Compact Fluorescent Light Question

With CFL bulbs being all the rage now, I’ve seen a lot of discussion on the benefits of CFL’s, the colour differences, etc. but I have yet to see any articles on what the production cost is to produce these CFL bulbs. Sure they’re more energy efficient to run, but how much more energy is required to produce them? Also, why do they have to be packaged in thick blister pack, which I’m sure is harder on the environment then the paper boxes that incandescent bulbs come in? What about all the plastic, electronics and glass that are now added to each bulb in regards to creation and disposal?


  • Al

Excellent question to which I don’t have the answer. There is one addition factor and it’s one that is CF’s favor. They last a lot longer than incandescents so if they were used to the maximum extent the total annual production of light bulbs would go down.
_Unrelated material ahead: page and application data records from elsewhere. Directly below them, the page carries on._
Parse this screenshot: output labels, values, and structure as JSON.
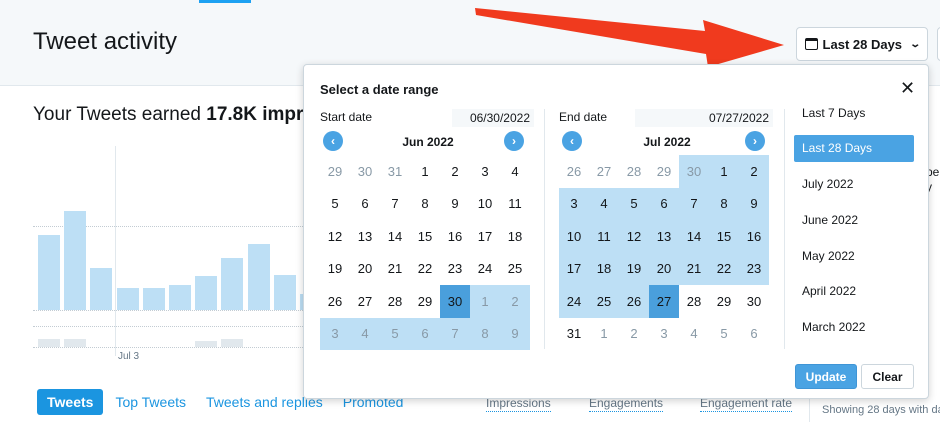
{
  "header": {
    "title": "Tweet activity",
    "range_button": "Last 28 Days",
    "range_icon": "calendar-icon",
    "chevron_icon": "chevron-down-icon"
  },
  "summary": {
    "prefix": "Your Tweets earned ",
    "value": "17.8K impr"
  },
  "chart": {
    "x_tick": "Jul 3",
    "impressions_levels": [
      0.58,
      0.76,
      0.32,
      0.17,
      0.17,
      0.19,
      0.26,
      0.4,
      0.51,
      0.27,
      0.12
    ],
    "engagement_levels": [
      0.25,
      0.25,
      0,
      0,
      0,
      0,
      0.2,
      0.25,
      0,
      0,
      0
    ]
  },
  "tabs": [
    "Tweets",
    "Top Tweets",
    "Tweets and replies",
    "Promoted"
  ],
  "metrics": [
    "Impressions",
    "Engagements",
    "Engagement rate"
  ],
  "side_note": "Showing 28 days with da",
  "right_fragments": [
    "pe",
    "y"
  ],
  "popover": {
    "title": "Select a date range",
    "close_icon": "close-icon",
    "start": {
      "label": "Start date",
      "value": "06/30/2022",
      "month": "Jun 2022",
      "days": [
        {
          "d": "29",
          "s": "muted"
        },
        {
          "d": "30",
          "s": "muted"
        },
        {
          "d": "31",
          "s": "muted"
        },
        {
          "d": "1",
          "s": ""
        },
        {
          "d": "2",
          "s": ""
        },
        {
          "d": "3",
          "s": ""
        },
        {
          "d": "4",
          "s": ""
        },
        {
          "d": "5",
          "s": ""
        },
        {
          "d": "6",
          "s": ""
        },
        {
          "d": "7",
          "s": ""
        },
        {
          "d": "8",
          "s": ""
        },
        {
          "d": "9",
          "s": ""
        },
        {
          "d": "10",
          "s": ""
        },
        {
          "d": "11",
          "s": ""
        },
        {
          "d": "12",
          "s": ""
        },
        {
          "d": "13",
          "s": ""
        },
        {
          "d": "14",
          "s": ""
        },
        {
          "d": "15",
          "s": ""
        },
        {
          "d": "16",
          "s": ""
        },
        {
          "d": "17",
          "s": ""
        },
        {
          "d": "18",
          "s": ""
        },
        {
          "d": "19",
          "s": ""
        },
        {
          "d": "20",
          "s": ""
        },
        {
          "d": "21",
          "s": ""
        },
        {
          "d": "22",
          "s": ""
        },
        {
          "d": "23",
          "s": ""
        },
        {
          "d": "24",
          "s": ""
        },
        {
          "d": "25",
          "s": ""
        },
        {
          "d": "26",
          "s": ""
        },
        {
          "d": "27",
          "s": ""
        },
        {
          "d": "28",
          "s": ""
        },
        {
          "d": "29",
          "s": ""
        },
        {
          "d": "30",
          "s": "sel"
        },
        {
          "d": "1",
          "s": "muted inr"
        },
        {
          "d": "2",
          "s": "muted inr"
        },
        {
          "d": "3",
          "s": "muted inr"
        },
        {
          "d": "4",
          "s": "muted inr"
        },
        {
          "d": "5",
          "s": "muted inr"
        },
        {
          "d": "6",
          "s": "muted inr"
        },
        {
          "d": "7",
          "s": "muted inr"
        },
        {
          "d": "8",
          "s": "muted inr"
        },
        {
          "d": "9",
          "s": "muted inr"
        }
      ]
    },
    "end": {
      "label": "End date",
      "value": "07/27/2022",
      "month": "Jul 2022",
      "days": [
        {
          "d": "26",
          "s": "muted"
        },
        {
          "d": "27",
          "s": "muted"
        },
        {
          "d": "28",
          "s": "muted"
        },
        {
          "d": "29",
          "s": "muted"
        },
        {
          "d": "30",
          "s": "muted inr"
        },
        {
          "d": "1",
          "s": "inr"
        },
        {
          "d": "2",
          "s": "inr"
        },
        {
          "d": "3",
          "s": "inr"
        },
        {
          "d": "4",
          "s": "inr"
        },
        {
          "d": "5",
          "s": "inr"
        },
        {
          "d": "6",
          "s": "inr"
        },
        {
          "d": "7",
          "s": "inr"
        },
        {
          "d": "8",
          "s": "inr"
        },
        {
          "d": "9",
          "s": "inr"
        },
        {
          "d": "10",
          "s": "inr"
        },
        {
          "d": "11",
          "s": "inr"
        },
        {
          "d": "12",
          "s": "inr"
        },
        {
          "d": "13",
          "s": "inr"
        },
        {
          "d": "14",
          "s": "inr"
        },
        {
          "d": "15",
          "s": "inr"
        },
        {
          "d": "16",
          "s": "inr"
        },
        {
          "d": "17",
          "s": "inr"
        },
        {
          "d": "18",
          "s": "inr"
        },
        {
          "d": "19",
          "s": "inr"
        },
        {
          "d": "20",
          "s": "inr"
        },
        {
          "d": "21",
          "s": "inr"
        },
        {
          "d": "22",
          "s": "inr"
        },
        {
          "d": "23",
          "s": "inr"
        },
        {
          "d": "24",
          "s": "inr"
        },
        {
          "d": "25",
          "s": "inr"
        },
        {
          "d": "26",
          "s": "inr"
        },
        {
          "d": "27",
          "s": "sel"
        },
        {
          "d": "28",
          "s": ""
        },
        {
          "d": "29",
          "s": ""
        },
        {
          "d": "30",
          "s": ""
        },
        {
          "d": "31",
          "s": ""
        },
        {
          "d": "1",
          "s": "muted"
        },
        {
          "d": "2",
          "s": "muted"
        },
        {
          "d": "3",
          "s": "muted"
        },
        {
          "d": "4",
          "s": "muted"
        },
        {
          "d": "5",
          "s": "muted"
        },
        {
          "d": "6",
          "s": "muted"
        }
      ]
    },
    "presets": [
      "Last 7 Days",
      "Last 28 Days",
      "July 2022",
      "June 2022",
      "May 2022",
      "April 2022",
      "March 2022"
    ],
    "active_preset": "Last 28 Days",
    "update_label": "Update",
    "clear_label": "Clear"
  },
  "colors": {
    "accent": "#4aa3e3",
    "range_fill": "#bddff5",
    "selected_day": "#4a9fdc",
    "arrow": "#f03a1e"
  }
}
If they do require more bad stuff to produce/bulb, fewer bulbs would be made.

I do agree that the total lifecycle affect on the environment needs to be considered in assessing the environmental value of products.
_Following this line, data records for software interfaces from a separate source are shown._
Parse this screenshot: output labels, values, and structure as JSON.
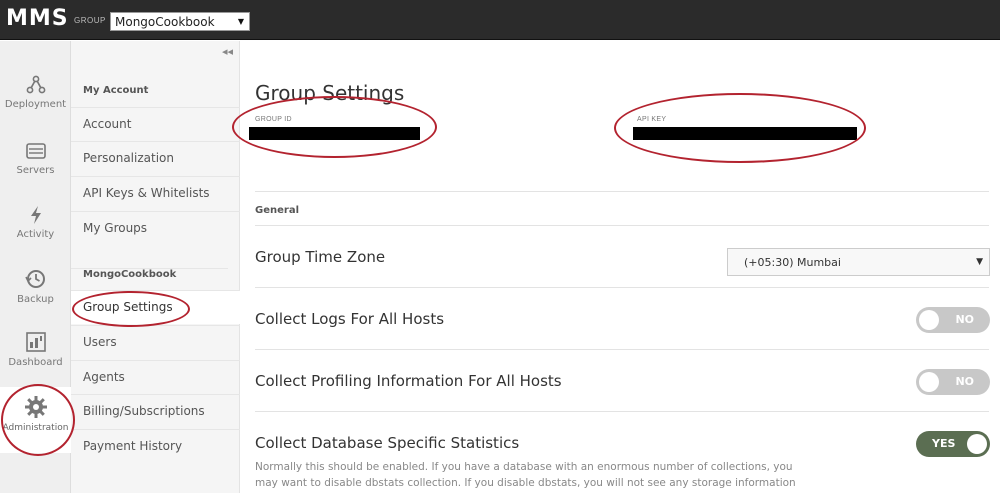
{
  "header": {
    "brand": "MMS",
    "group_label": "GROUP",
    "group_value": "MongoCookbook"
  },
  "iconnav": [
    {
      "label": "Deployment",
      "icon": "deployment-icon"
    },
    {
      "label": "Servers",
      "icon": "servers-icon"
    },
    {
      "label": "Activity",
      "icon": "activity-icon"
    },
    {
      "label": "Backup",
      "icon": "backup-icon"
    },
    {
      "label": "Dashboard",
      "icon": "dashboard-icon"
    },
    {
      "label": "Administration",
      "icon": "gear-icon",
      "active": true
    }
  ],
  "sidebar": {
    "sections": [
      {
        "title": "My Account",
        "items": [
          "Account",
          "Personalization",
          "API Keys & Whitelists",
          "My Groups"
        ]
      },
      {
        "title": "MongoCookbook",
        "items": [
          "Group Settings",
          "Users",
          "Agents",
          "Billing/Subscriptions",
          "Payment History"
        ]
      }
    ],
    "active_item": "Group Settings"
  },
  "main": {
    "title": "Group Settings",
    "group_id_label": "GROUP ID",
    "api_key_label": "API KEY",
    "general_label": "General",
    "rows": [
      {
        "label": "Group Time Zone",
        "control": "select",
        "value": "(+05:30) Mumbai"
      },
      {
        "label": "Collect Logs For All Hosts",
        "control": "toggle",
        "state": "NO"
      },
      {
        "label": "Collect Profiling Information For All Hosts",
        "control": "toggle",
        "state": "NO"
      },
      {
        "label": "Collect Database Specific Statistics",
        "control": "toggle",
        "state": "YES"
      }
    ],
    "description_lines": [
      "Normally this should be enabled. If you have a database with an enormous number of collections, you",
      "may want to disable dbstats collection. If you disable dbstats, you will not see any storage information"
    ]
  },
  "colors": {
    "topbar": "#2b2b2b",
    "toggle_on": "#5b6e52",
    "toggle_off": "#c8c8c8",
    "annotation": "#b3232f"
  }
}
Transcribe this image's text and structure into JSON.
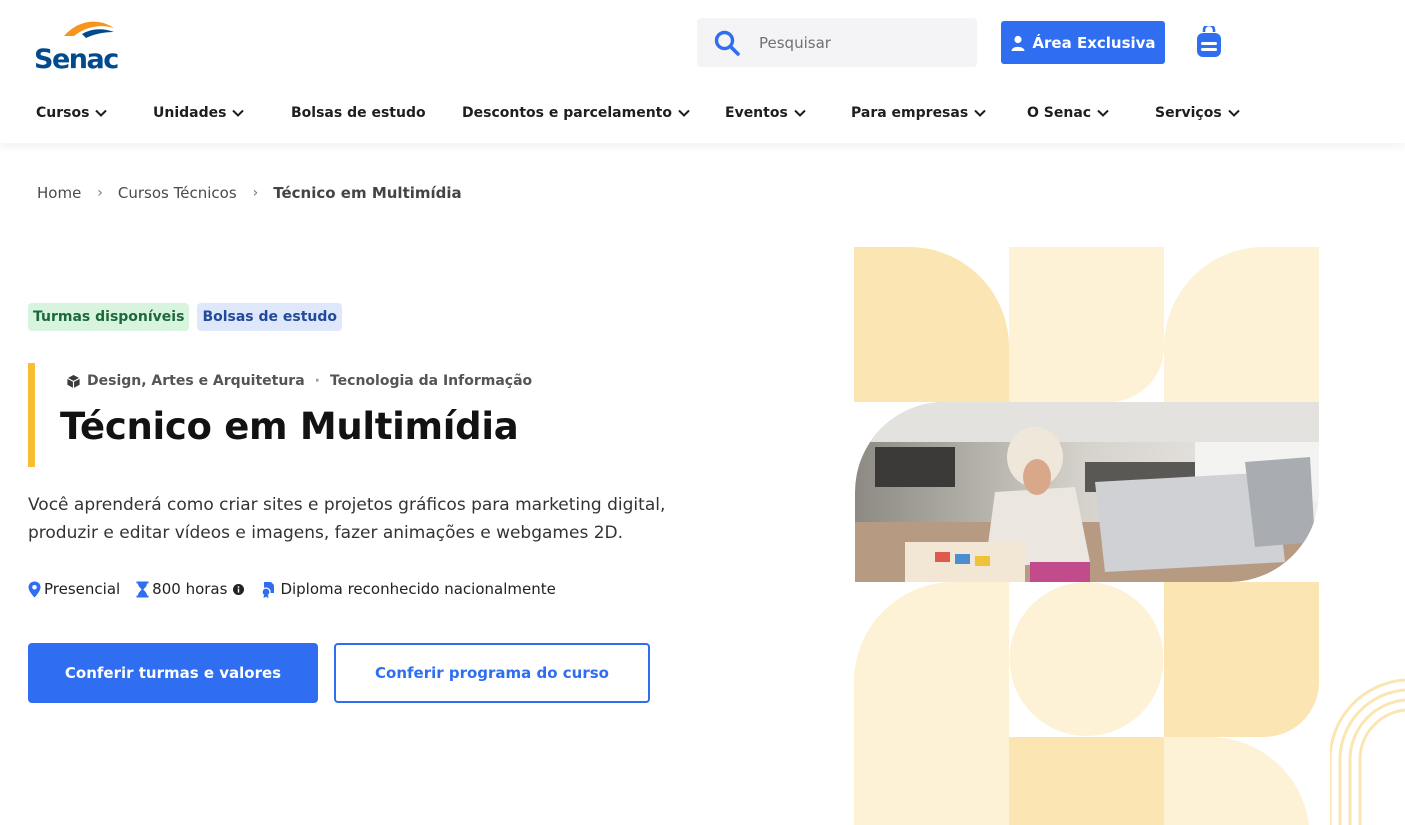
{
  "brand": {
    "logo_text": "Senac",
    "primary_color": "#2f6ef0",
    "logo_blue": "#004a8d",
    "logo_orange": "#f7941d",
    "accent_yellow": "#f7bd33"
  },
  "header": {
    "search_placeholder": "Pesquisar",
    "area_exclusiva_label": "Área Exclusiva",
    "icons": {
      "search": "search-icon",
      "user": "user-icon",
      "bag": "backpack-icon"
    }
  },
  "nav": {
    "items": [
      {
        "label": "Cursos",
        "dropdown": true
      },
      {
        "label": "Unidades",
        "dropdown": true
      },
      {
        "label": "Bolsas de estudo",
        "dropdown": false
      },
      {
        "label": "Descontos e parcelamento",
        "dropdown": true
      },
      {
        "label": "Eventos",
        "dropdown": true
      },
      {
        "label": "Para empresas",
        "dropdown": true
      },
      {
        "label": "O Senac",
        "dropdown": true
      },
      {
        "label": "Serviços",
        "dropdown": true
      }
    ]
  },
  "breadcrumb": {
    "items": [
      "Home",
      "Cursos Técnicos",
      "Técnico em Multimídia"
    ]
  },
  "course": {
    "tags": [
      "Turmas disponíveis",
      "Bolsas de estudo"
    ],
    "areas": [
      "Design, Artes e Arquitetura",
      "Tecnologia da Informação"
    ],
    "title": "Técnico em Multimídia",
    "description": "Você aprenderá como criar sites e projetos gráficos para marketing digital, produzir e editar vídeos e imagens, fazer animações e webgames 2D.",
    "features": {
      "modality": "Presencial",
      "hours": "800 horas",
      "diploma": "Diploma reconhecido nacionalmente"
    },
    "cta_primary": "Conferir turmas e valores",
    "cta_secondary": "Conferir programa do curso"
  }
}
The cost (in energy and otherwise) of manufacture is reflected in the price of the cfl’s. If they required so much more energy to produce that it outbalanced their lifetime energy savings, they would not have any lifetime cost advantage over incandescents. But they do, so obviously they don’t require that much energy to produce.

This assumes that the manufacturers are unable to externalize any of their costs.
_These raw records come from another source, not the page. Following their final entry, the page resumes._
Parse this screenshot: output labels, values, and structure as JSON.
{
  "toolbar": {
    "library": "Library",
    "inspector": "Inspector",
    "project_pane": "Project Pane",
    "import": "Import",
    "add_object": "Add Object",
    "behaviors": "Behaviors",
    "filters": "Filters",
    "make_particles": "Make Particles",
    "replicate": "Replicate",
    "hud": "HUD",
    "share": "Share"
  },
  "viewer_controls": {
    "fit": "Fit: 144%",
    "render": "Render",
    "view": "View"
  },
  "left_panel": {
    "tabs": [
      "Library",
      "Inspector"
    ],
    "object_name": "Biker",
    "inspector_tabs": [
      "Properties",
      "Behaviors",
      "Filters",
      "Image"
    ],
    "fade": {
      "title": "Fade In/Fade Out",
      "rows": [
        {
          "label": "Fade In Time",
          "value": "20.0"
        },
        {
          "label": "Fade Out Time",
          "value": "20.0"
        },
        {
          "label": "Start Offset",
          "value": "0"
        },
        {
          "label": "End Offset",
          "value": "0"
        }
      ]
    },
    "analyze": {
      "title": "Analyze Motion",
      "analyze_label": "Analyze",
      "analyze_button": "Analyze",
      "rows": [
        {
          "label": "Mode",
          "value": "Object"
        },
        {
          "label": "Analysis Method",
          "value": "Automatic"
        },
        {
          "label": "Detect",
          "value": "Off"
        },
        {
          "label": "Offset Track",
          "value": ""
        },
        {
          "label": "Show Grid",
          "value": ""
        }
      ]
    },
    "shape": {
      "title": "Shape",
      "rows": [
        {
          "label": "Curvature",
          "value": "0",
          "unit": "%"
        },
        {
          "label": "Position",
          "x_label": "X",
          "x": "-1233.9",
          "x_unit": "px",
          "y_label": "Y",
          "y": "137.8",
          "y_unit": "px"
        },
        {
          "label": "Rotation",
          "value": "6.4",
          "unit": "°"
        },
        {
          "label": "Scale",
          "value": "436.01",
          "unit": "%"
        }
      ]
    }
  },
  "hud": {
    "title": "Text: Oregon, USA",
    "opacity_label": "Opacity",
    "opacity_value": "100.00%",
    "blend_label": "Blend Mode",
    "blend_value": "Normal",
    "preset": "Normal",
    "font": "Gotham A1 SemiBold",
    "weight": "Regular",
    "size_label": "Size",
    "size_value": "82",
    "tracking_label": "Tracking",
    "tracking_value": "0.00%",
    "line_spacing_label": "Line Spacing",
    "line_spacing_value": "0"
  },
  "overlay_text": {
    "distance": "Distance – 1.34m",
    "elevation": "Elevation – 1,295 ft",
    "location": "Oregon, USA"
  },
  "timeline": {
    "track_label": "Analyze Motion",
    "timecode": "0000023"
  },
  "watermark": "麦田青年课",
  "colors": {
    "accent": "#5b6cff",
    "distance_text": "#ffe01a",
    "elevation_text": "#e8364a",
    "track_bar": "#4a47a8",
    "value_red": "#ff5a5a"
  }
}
It seems to me that most of these corporate types have taken extensive post doctorate work in shifting part of their production costs onto society at large. :wink:

What is “externalizing” costs?

Partly marketing, partly theft deterrent is my guess. They’re still a relatively big-ticket item when compared to incandescents, which often cost $.50 apiece.

Examples: Dumping your factory waste into the nearby river for downstream people to clean up. Letting your soot, fly ash and noxious gasses go up the smokestack to dirty up the downwind countryside while the noxious gasses precipitate out in rain to destroy the fishing resource in downwind lakes. Ignoring workplace safety and letting society at large take care of the injured. Prior to the enactment of workmen’s compensation legislation the “fellow servan rule” got companies off the hook when a worker was injured by unguarded drive-belts and the like.

Stuff like that.

Re: the blister packs: because CFLs contain mercury, there’s a greater need to protect them in transit and on store shelves. Also, they’re a slightly higher-ticket item than an incandescent, so breaking one is more “oh, shit” than “oh, drat.”